New Delhi: Jeet Thayil, 53, Kerala born poet and novelist is up for the most prestigious literary honour in the English-speaking world.
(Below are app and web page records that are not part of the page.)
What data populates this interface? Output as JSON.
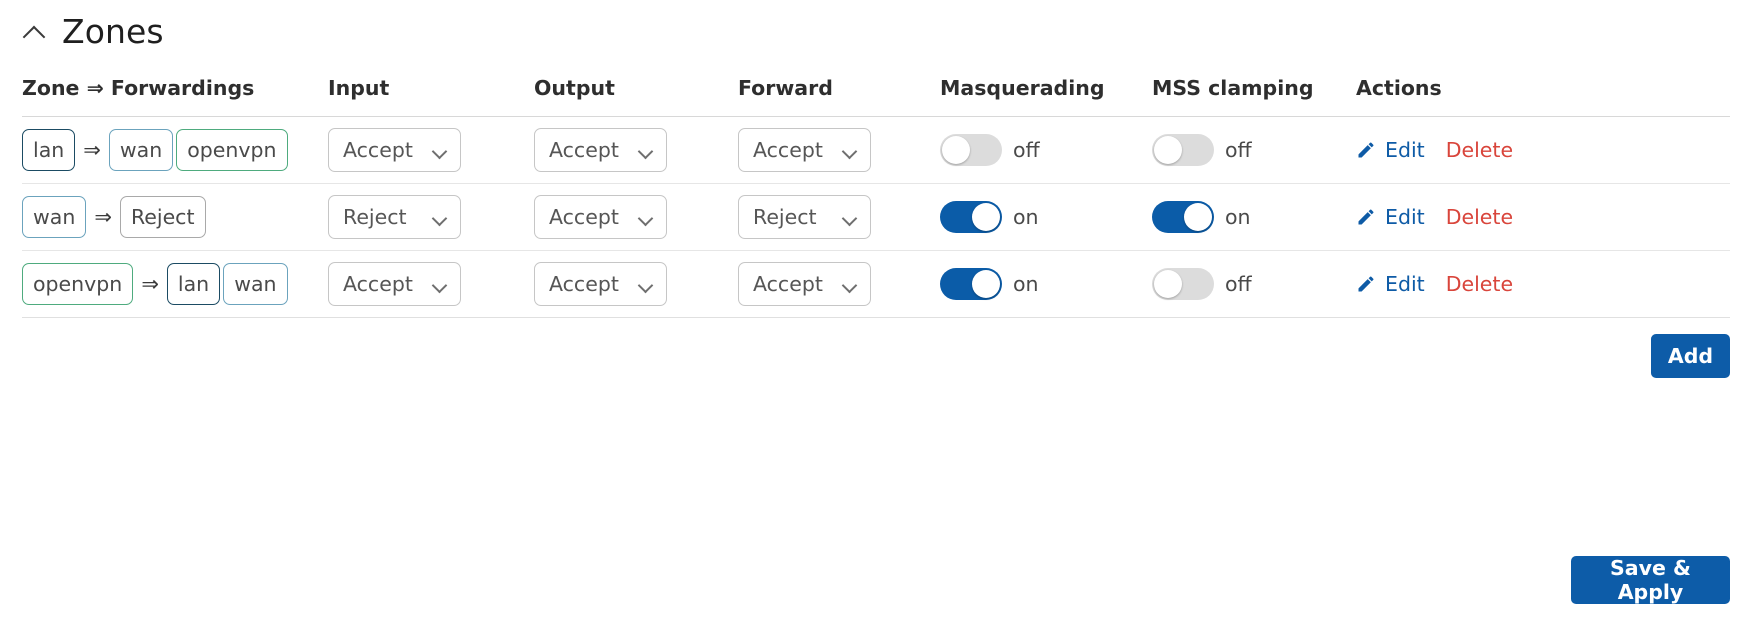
{
  "section": {
    "title": "Zones",
    "collapse_icon": "chevron-up-icon"
  },
  "table": {
    "headers": {
      "zone": "Zone ⇒ Forwardings",
      "input": "Input",
      "output": "Output",
      "forward": "Forward",
      "masquerading": "Masquerading",
      "mss_clamping": "MSS clamping",
      "actions": "Actions"
    },
    "arrow_glyph": "⇒",
    "rows": [
      {
        "source_zone": "lan",
        "source_kind": "lan",
        "forwardings": [
          {
            "label": "wan",
            "kind": "wan"
          },
          {
            "label": "openvpn",
            "kind": "openvpn"
          }
        ],
        "input": "Accept",
        "output": "Accept",
        "forward": "Accept",
        "masquerading": {
          "state": "off",
          "on": false
        },
        "mss_clamping": {
          "state": "off",
          "on": false
        },
        "edit_label": "Edit",
        "delete_label": "Delete"
      },
      {
        "source_zone": "wan",
        "source_kind": "wan",
        "forwardings": [
          {
            "label": "Reject",
            "kind": "reject"
          }
        ],
        "input": "Reject",
        "output": "Accept",
        "forward": "Reject",
        "masquerading": {
          "state": "on",
          "on": true
        },
        "mss_clamping": {
          "state": "on",
          "on": true
        },
        "edit_label": "Edit",
        "delete_label": "Delete"
      },
      {
        "source_zone": "openvpn",
        "source_kind": "openvpn",
        "forwardings": [
          {
            "label": "lan",
            "kind": "lan"
          },
          {
            "label": "wan",
            "kind": "wan"
          }
        ],
        "input": "Accept",
        "output": "Accept",
        "forward": "Accept",
        "masquerading": {
          "state": "on",
          "on": true
        },
        "mss_clamping": {
          "state": "off",
          "on": false
        },
        "edit_label": "Edit",
        "delete_label": "Delete"
      }
    ]
  },
  "buttons": {
    "add": "Add",
    "save_apply": "Save & Apply"
  },
  "colors": {
    "primary": "#0d5ca8",
    "toggle_on": "#0b5ca8",
    "toggle_off": "#dcdcdc",
    "edit_link": "#0e5ba6",
    "delete_link": "#d9453b",
    "badge_lan": "#1b4b63",
    "badge_wan": "#6ba3bd",
    "badge_openvpn": "#4eab7e",
    "badge_reject": "#a9a9a9"
  }
}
Thayil has been nominated in the covet list of 12 of world’s best writers for the 2012 Man Booker Prize for his debut novel ‘Narcopolis’.
Having made a blistering debut, critics have likened ‘Narcopolis’ to William Burroughs’s ‘Junky’ and Thomas de Quincey’s ‘Confessions of an English Opium Eater’. The novel is a compelling tale of Mumbai`s hazy world of opium addiction.
In an interview, he described Narcopolis as “Bombay’s secret history” as distinct from its “official” history of “money and glamour.”
“You can sanitise… as much as you like, but… can’t get rid of the grime,” he told the interviewer.
If Mr. Thayil goes on to win the prize which also include a sum of £50,000, he will join a select band of India or India-born writers such as Salman Rushdie, Kiran Desai and Aravind Adiga, who have won a Booker.
Interestingly, Thayil was in news during the Jaipur Lit Fest in January this year, when he along with Ruchir Joshi, Hari Kunzru and Amitava Kumar were asked to leave the city after they read out excerpts from Salman Rushdie’s banned novel ‘The Satanic Verses’.